Website and app data records
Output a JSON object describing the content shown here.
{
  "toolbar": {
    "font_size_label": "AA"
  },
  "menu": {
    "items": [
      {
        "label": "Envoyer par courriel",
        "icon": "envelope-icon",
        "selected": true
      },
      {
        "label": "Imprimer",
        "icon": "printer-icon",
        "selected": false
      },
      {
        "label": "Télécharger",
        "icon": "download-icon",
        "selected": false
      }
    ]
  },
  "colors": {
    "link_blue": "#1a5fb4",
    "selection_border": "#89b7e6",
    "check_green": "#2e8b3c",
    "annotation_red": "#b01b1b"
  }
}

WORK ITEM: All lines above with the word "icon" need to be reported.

RESULT OF THE EXERCISE:
        "icon": "envelope-icon",
        "icon": "printer-icon",
        "icon": "download-icon",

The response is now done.